■ Data excerpts ■
----------------

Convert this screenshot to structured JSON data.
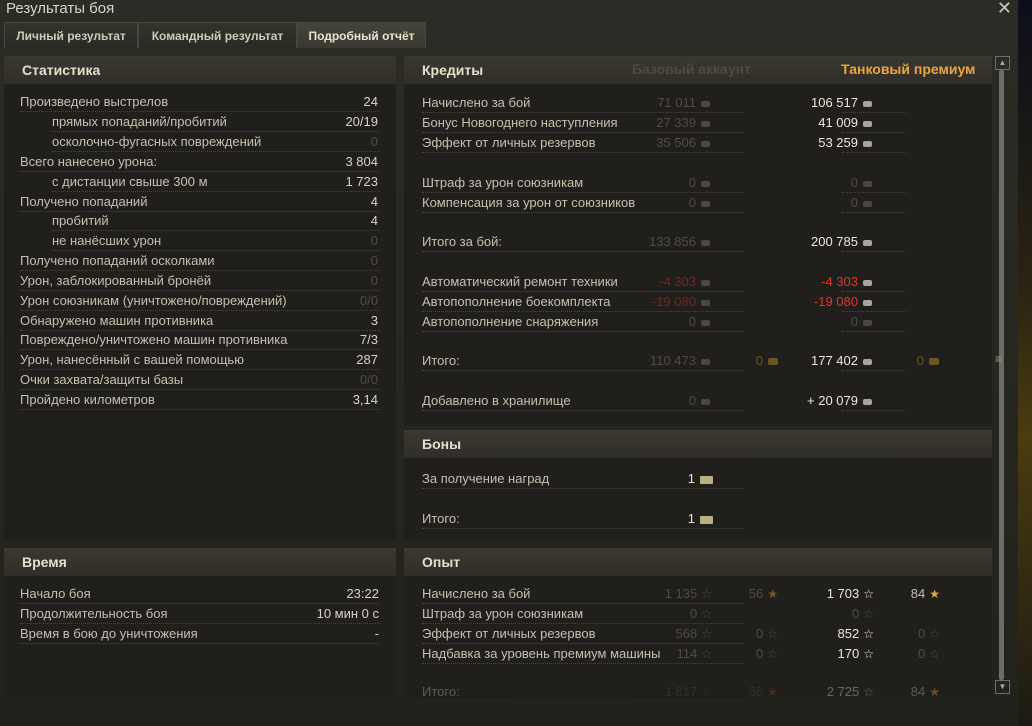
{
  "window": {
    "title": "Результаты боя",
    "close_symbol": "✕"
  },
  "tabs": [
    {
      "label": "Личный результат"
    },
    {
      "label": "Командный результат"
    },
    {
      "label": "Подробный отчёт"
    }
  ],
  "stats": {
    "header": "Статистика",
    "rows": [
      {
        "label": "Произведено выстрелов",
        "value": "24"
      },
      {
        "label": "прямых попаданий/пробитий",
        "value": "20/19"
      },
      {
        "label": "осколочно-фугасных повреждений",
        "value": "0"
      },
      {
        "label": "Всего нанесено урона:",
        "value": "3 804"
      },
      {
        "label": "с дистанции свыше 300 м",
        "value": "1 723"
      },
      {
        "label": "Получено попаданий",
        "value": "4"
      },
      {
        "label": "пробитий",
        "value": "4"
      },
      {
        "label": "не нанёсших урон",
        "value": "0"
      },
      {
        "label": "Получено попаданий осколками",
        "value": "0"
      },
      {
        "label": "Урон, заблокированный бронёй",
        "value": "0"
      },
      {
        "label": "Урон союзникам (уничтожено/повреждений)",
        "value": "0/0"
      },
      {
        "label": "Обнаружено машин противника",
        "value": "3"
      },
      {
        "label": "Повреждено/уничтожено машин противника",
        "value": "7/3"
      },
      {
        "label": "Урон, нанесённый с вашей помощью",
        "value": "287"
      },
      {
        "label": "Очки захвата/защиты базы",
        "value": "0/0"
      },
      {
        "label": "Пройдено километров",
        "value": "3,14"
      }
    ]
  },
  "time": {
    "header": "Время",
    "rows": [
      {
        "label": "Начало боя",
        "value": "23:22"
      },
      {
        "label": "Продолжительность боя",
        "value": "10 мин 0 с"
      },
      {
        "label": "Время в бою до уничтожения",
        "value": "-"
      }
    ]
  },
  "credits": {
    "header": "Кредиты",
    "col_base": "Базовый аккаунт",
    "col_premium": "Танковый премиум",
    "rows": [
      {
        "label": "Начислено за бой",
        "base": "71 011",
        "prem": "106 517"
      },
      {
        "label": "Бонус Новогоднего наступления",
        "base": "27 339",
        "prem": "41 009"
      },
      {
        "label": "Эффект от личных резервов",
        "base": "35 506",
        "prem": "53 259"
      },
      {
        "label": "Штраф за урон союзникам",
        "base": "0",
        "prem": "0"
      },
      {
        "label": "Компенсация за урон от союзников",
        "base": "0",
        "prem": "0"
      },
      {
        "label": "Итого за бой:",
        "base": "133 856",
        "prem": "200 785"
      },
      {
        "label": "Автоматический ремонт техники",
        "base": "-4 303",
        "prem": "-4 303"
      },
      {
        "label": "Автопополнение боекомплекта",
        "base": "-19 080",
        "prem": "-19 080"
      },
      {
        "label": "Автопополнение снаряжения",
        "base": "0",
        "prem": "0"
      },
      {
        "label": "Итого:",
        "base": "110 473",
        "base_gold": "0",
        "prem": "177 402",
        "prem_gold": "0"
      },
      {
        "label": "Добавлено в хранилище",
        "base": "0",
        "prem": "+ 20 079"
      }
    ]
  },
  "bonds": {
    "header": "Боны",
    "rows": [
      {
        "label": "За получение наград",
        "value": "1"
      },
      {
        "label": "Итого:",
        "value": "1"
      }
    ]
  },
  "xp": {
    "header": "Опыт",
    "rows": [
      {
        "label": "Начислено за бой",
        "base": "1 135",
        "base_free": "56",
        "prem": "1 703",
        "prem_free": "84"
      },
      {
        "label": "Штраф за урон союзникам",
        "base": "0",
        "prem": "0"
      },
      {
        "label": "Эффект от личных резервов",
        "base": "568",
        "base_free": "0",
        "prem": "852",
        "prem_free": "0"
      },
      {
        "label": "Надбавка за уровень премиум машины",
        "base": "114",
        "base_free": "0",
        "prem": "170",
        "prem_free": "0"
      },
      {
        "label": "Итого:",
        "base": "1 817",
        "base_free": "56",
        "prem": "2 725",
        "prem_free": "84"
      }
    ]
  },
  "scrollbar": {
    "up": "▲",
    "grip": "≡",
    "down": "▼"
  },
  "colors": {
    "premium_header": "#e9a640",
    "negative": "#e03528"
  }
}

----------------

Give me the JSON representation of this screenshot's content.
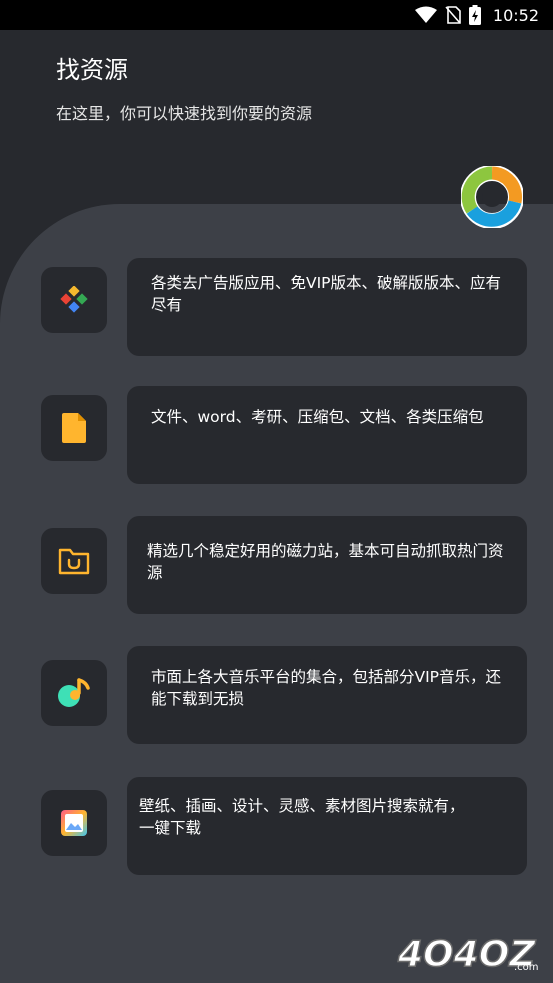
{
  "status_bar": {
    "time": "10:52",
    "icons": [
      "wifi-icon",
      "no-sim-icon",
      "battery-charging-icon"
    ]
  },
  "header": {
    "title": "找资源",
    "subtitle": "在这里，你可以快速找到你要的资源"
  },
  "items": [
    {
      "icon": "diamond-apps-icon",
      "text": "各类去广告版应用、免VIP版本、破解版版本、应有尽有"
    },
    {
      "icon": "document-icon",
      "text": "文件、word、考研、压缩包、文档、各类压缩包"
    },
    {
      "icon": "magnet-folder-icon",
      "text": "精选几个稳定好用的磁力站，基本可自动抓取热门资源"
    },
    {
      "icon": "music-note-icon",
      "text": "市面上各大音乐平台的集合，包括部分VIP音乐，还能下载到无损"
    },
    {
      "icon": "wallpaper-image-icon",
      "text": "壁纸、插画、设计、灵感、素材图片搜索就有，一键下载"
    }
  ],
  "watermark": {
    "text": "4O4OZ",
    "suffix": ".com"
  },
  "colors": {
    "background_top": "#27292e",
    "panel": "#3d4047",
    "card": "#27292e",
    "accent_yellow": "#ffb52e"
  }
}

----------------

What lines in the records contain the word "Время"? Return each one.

■ Completed exercise ■
    "header": "Время",
        "label": "Время в бою до уничтожения",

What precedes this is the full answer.